▶ Task input
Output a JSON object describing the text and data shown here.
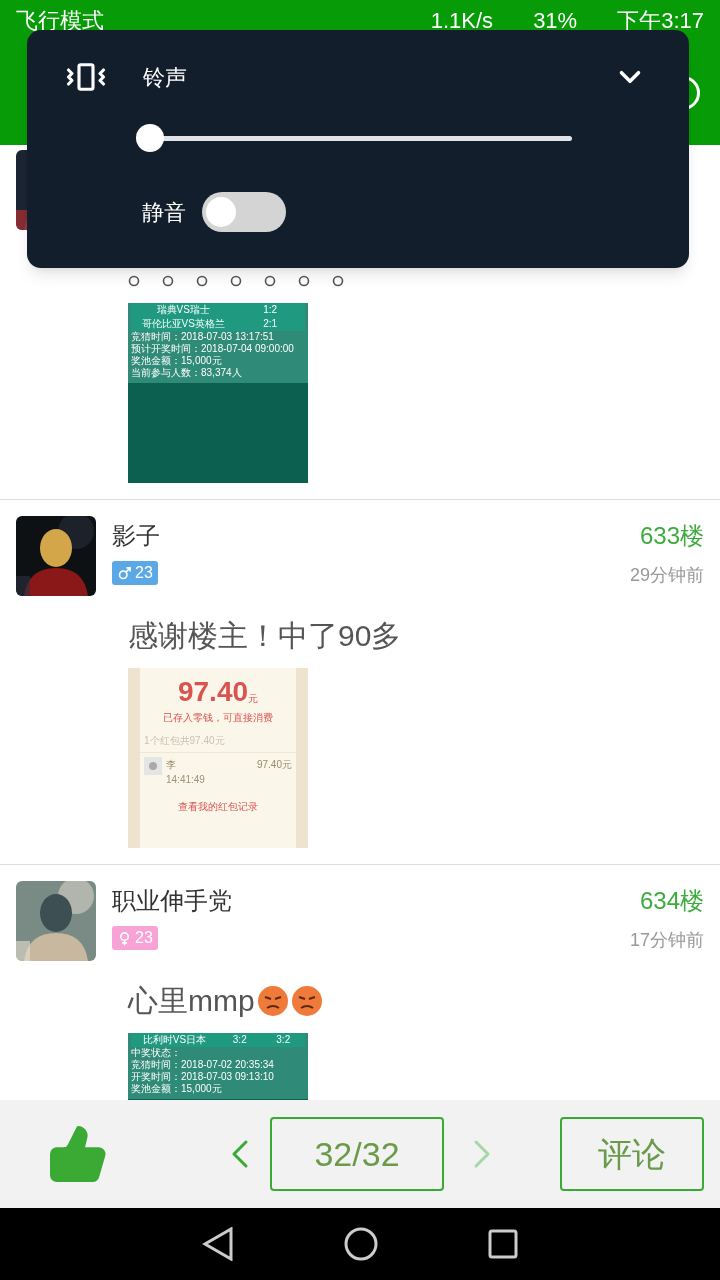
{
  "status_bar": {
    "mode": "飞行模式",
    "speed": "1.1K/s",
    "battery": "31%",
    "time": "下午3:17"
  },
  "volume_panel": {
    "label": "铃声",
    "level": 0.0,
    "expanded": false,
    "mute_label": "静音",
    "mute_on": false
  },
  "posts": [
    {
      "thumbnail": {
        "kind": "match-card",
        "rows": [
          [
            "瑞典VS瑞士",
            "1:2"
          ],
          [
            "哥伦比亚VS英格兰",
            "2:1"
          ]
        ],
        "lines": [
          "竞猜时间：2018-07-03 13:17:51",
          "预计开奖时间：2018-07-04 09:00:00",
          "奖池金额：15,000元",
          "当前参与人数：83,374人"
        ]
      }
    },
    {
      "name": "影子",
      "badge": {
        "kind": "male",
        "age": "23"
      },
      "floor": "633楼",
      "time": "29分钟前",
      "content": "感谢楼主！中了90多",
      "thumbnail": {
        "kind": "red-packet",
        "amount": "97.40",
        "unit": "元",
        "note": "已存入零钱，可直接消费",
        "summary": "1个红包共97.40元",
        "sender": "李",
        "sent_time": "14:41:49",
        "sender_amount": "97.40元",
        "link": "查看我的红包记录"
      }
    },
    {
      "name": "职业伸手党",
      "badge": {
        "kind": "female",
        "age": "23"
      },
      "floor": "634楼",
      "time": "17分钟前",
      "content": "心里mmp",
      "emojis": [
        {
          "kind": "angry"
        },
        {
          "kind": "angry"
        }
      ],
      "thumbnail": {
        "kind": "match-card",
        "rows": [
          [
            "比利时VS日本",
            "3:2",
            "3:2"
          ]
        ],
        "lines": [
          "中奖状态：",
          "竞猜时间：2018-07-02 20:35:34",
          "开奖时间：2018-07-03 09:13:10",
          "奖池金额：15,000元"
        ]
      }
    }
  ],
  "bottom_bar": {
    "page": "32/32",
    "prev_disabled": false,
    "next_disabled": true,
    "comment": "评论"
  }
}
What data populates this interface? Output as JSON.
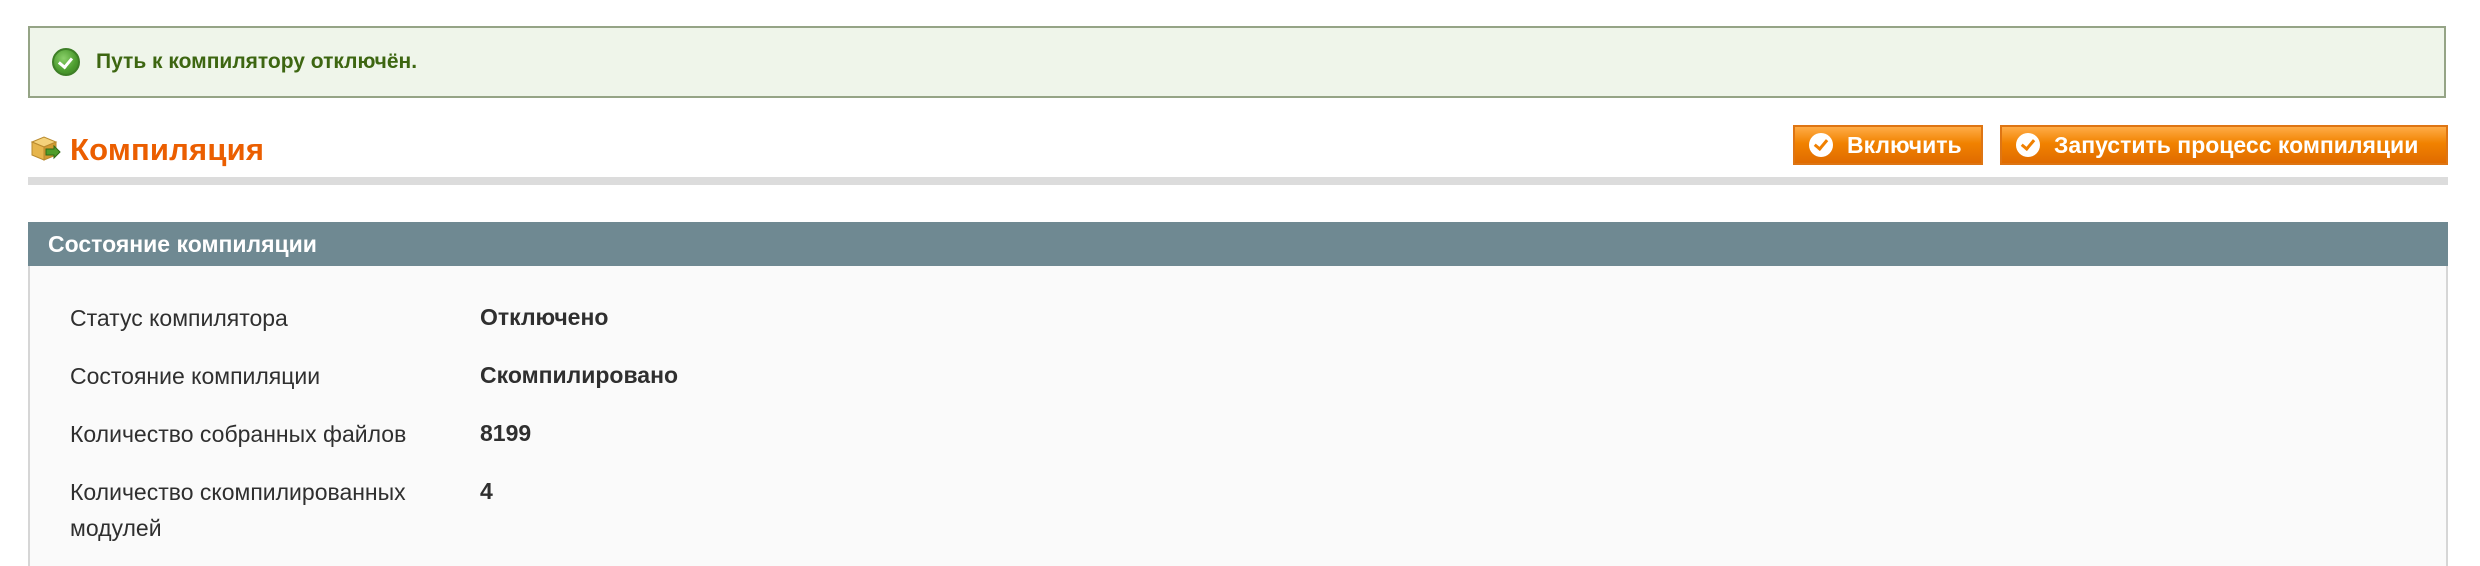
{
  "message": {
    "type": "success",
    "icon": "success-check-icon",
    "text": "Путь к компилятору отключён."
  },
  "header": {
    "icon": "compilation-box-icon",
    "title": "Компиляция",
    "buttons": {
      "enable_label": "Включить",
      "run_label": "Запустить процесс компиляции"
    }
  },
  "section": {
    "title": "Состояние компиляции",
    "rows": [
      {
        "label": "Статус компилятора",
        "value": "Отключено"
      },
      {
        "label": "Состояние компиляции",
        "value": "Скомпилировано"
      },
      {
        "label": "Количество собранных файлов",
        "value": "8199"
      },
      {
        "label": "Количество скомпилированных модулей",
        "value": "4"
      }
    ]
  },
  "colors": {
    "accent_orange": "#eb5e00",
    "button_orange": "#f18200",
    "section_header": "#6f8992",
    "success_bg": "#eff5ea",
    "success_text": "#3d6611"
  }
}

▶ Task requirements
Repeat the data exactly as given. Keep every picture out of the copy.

▶ Reply to the task
Output a JSON object describing the text and data shown here.
{
  "status_bar": {
    "mode": "飞行模式",
    "speed": "1.1K/s",
    "battery": "31%",
    "time": "下午3:17"
  },
  "volume_panel": {
    "label": "铃声",
    "level": 0.0,
    "expanded": false,
    "mute_label": "静音",
    "mute_on": false
  },
  "posts": [
    {
      "thumbnail": {
        "kind": "match-card",
        "rows": [
          [
            "瑞典VS瑞士",
            "1:2"
          ],
          [
            "哥伦比亚VS英格兰",
            "2:1"
          ]
        ],
        "lines": [
          "竞猜时间：2018-07-03 13:17:51",
          "预计开奖时间：2018-07-04 09:00:00",
          "奖池金额：15,000元",
          "当前参与人数：83,374人"
        ]
      }
    },
    {
      "name": "影子",
      "badge": {
        "kind": "male",
        "age": "23"
      },
      "floor": "633楼",
      "time": "29分钟前",
      "content": "感谢楼主！中了90多",
      "thumbnail": {
        "kind": "red-packet",
        "amount": "97.40",
        "unit": "元",
        "note": "已存入零钱，可直接消费",
        "summary": "1个红包共97.40元",
        "sender": "李",
        "sent_time": "14:41:49",
        "sender_amount": "97.40元",
        "link": "查看我的红包记录"
      }
    },
    {
      "name": "职业伸手党",
      "badge": {
        "kind": "female",
        "age": "23"
      },
      "floor": "634楼",
      "time": "17分钟前",
      "content": "心里mmp",
      "emojis": [
        {
          "kind": "angry"
        },
        {
          "kind": "angry"
        }
      ],
      "thumbnail": {
        "kind": "match-card",
        "rows": [
          [
            "比利时VS日本",
            "3:2",
            "3:2"
          ]
        ],
        "lines": [
          "中奖状态：",
          "竞猜时间：2018-07-02 20:35:34",
          "开奖时间：2018-07-03 09:13:10",
          "奖池金额：15,000元"
        ]
      }
    }
  ],
  "bottom_bar": {
    "page": "32/32",
    "prev_disabled": false,
    "next_disabled": true,
    "comment": "评论"
  }
}
What data populates this interface? Output as JSON.
{
  "message": {
    "type": "success",
    "icon": "success-check-icon",
    "text": "Путь к компилятору отключён."
  },
  "header": {
    "icon": "compilation-box-icon",
    "title": "Компиляция",
    "buttons": {
      "enable_label": "Включить",
      "run_label": "Запустить процесс компиляции"
    }
  },
  "section": {
    "title": "Состояние компиляции",
    "rows": [
      {
        "label": "Статус компилятора",
        "value": "Отключено"
      },
      {
        "label": "Состояние компиляции",
        "value": "Скомпилировано"
      },
      {
        "label": "Количество собранных файлов",
        "value": "8199"
      },
      {
        "label": "Количество скомпилированных модулей",
        "value": "4"
      }
    ]
  },
  "colors": {
    "accent_orange": "#eb5e00",
    "button_orange": "#f18200",
    "section_header": "#6f8992",
    "success_bg": "#eff5ea",
    "success_text": "#3d6611"
  }
}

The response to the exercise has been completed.